The British arm of German discount supermarket Lidl posted a 19% jump in revenues as its low prices attracted higher numbers of shoppers, but it swung to a loss due to higher costs from inflation and investments in new stores.
Their appeal has grown during Britain's cost-of-living crisis as shoppers have sought savings and, unlike their traditional rivals like Tesco and Sainsbury's, they continue to open new stores.
For the 12 months to 28 February 2023, Lidl GB said it welcomed an additional 1.5 million customers, driving revenues up to £9.3 billion, but the company, part of Germany's Schwarz retail group, posted a pre-tax loss of £76 million ($94.97 million).
Ryan McDonnell, Lidl GB CEO said in a statement, “The entire retail market has seen inflation, and we are no exception. However, for us, what is important is that our price gap to the traditional supermarkets is as strong as it has ever been.
“We’ve invested in keeping our prices low for customers in what has been a very challenging year for most and, with many more customers flooding through our doors each day, our ambition is to ensure that every single household has access to high quality, affordable food at their local Lidl store.”
Lidl GB, Britain's sixth largest supermarket with a market share of 7.6%, has in the past said it is relaxed about its relatively low profitability because of its long-term outlook.
It said in a statement it had the full support of its parent company, adding it has invested £533 million in Britain in the year and opened over 50 new stores.
The discounters' performance has forced the traditional major players to compete more aggressively and they have accepted a profit hit to keep prices down.
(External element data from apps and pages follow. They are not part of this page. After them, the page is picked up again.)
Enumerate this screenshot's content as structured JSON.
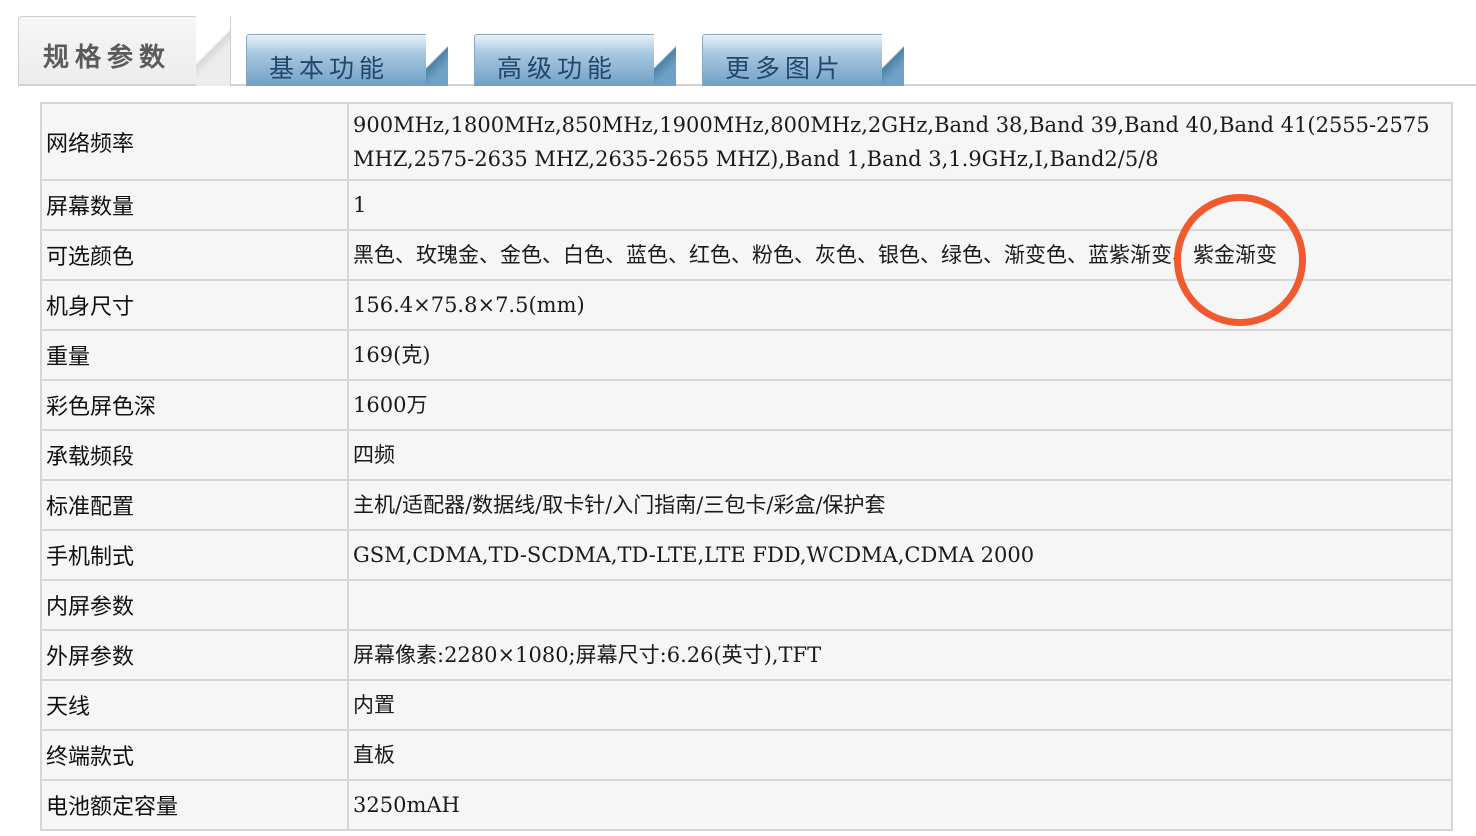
{
  "tabs": {
    "active": "规格参数",
    "items": [
      "基本功能",
      "高级功能",
      "更多图片"
    ]
  },
  "specs": [
    {
      "label": "网络频率",
      "value": "900MHz,1800MHz,850MHz,1900MHz,800MHz,2GHz,Band 38,Band 39,Band 40,Band 41(2555-2575 MHZ,2575-2635 MHZ,2635-2655 MHZ),Band 1,Band 3,1.9GHz,I,Band2/5/8"
    },
    {
      "label": "屏幕数量",
      "value": "1"
    },
    {
      "label": "可选颜色",
      "value": "黑色、玫瑰金、金色、白色、蓝色、红色、粉色、灰色、银色、绿色、渐变色、蓝紫渐变、紫金渐变"
    },
    {
      "label": "机身尺寸",
      "value": "156.4×75.8×7.5(mm)"
    },
    {
      "label": "重量",
      "value": "169(克)"
    },
    {
      "label": "彩色屏色深",
      "value": "1600万"
    },
    {
      "label": "承载频段",
      "value": "四频"
    },
    {
      "label": "标准配置",
      "value": "主机/适配器/数据线/取卡针/入门指南/三包卡/彩盒/保护套"
    },
    {
      "label": "手机制式",
      "value": "GSM,CDMA,TD-SCDMA,TD-LTE,LTE FDD,WCDMA,CDMA 2000"
    },
    {
      "label": "内屏参数",
      "value": ""
    },
    {
      "label": "外屏参数",
      "value": "屏幕像素:2280×1080;屏幕尺寸:6.26(英寸),TFT"
    },
    {
      "label": "天线",
      "value": "内置"
    },
    {
      "label": "终端款式",
      "value": "直板"
    },
    {
      "label": "电池额定容量",
      "value": "3250mAH"
    }
  ],
  "colors": {
    "annotation_circle": "#ef5a2e",
    "tab_blue": "#6fa0c6",
    "cell_background": "#f6f6f6",
    "border": "#d6d6d6"
  }
}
Last year, the business, which sources its entire core range of fresh meat, eggs, milk, butter and cream from British suppliers, has spent over £4 billion with British companies, reaffirming its commitment to buy British wherever possible.
News by Reuters, additional reporting by ESM.